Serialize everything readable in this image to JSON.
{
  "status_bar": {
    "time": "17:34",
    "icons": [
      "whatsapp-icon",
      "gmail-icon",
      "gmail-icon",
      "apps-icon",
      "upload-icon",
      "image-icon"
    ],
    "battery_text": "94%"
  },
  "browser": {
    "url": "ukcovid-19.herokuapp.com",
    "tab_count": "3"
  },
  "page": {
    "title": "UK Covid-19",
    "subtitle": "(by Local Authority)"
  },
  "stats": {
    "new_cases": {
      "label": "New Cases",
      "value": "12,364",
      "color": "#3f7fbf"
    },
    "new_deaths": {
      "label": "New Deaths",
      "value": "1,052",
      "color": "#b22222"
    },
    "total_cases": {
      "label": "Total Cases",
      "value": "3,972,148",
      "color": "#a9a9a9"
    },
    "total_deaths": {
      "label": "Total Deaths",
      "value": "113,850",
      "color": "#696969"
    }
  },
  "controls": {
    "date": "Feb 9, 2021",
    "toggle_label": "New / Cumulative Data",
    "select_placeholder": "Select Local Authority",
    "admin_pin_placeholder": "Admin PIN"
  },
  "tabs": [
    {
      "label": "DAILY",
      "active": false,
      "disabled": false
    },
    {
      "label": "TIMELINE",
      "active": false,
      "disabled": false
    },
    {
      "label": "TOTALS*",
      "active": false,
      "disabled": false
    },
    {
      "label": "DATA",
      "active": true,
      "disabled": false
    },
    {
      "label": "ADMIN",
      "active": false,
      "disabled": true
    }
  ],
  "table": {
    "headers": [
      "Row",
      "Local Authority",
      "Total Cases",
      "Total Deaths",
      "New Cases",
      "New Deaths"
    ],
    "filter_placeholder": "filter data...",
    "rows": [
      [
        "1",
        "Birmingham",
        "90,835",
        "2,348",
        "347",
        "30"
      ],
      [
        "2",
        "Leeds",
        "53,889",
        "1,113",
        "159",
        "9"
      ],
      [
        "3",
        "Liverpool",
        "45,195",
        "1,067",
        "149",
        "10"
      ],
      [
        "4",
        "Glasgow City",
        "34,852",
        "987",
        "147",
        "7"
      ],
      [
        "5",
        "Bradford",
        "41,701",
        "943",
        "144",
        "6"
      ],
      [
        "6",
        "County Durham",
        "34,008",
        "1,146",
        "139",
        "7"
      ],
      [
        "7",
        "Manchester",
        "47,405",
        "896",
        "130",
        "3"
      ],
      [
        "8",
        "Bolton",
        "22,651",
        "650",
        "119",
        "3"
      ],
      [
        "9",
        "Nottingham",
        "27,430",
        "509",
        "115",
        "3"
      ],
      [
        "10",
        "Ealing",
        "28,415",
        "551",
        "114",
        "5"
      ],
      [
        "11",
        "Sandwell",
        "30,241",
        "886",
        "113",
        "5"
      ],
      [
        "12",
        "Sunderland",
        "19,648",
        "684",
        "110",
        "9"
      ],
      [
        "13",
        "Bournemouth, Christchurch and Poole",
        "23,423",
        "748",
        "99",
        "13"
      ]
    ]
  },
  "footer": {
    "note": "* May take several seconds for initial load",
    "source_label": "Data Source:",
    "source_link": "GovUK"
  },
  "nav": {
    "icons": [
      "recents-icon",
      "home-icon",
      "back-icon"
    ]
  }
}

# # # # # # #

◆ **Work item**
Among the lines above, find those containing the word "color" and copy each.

◆ **Your solution**
      "color": "#3f7fbf"
      "color": "#b22222"
      "color": "#a9a9a9"
      "color": "#696969"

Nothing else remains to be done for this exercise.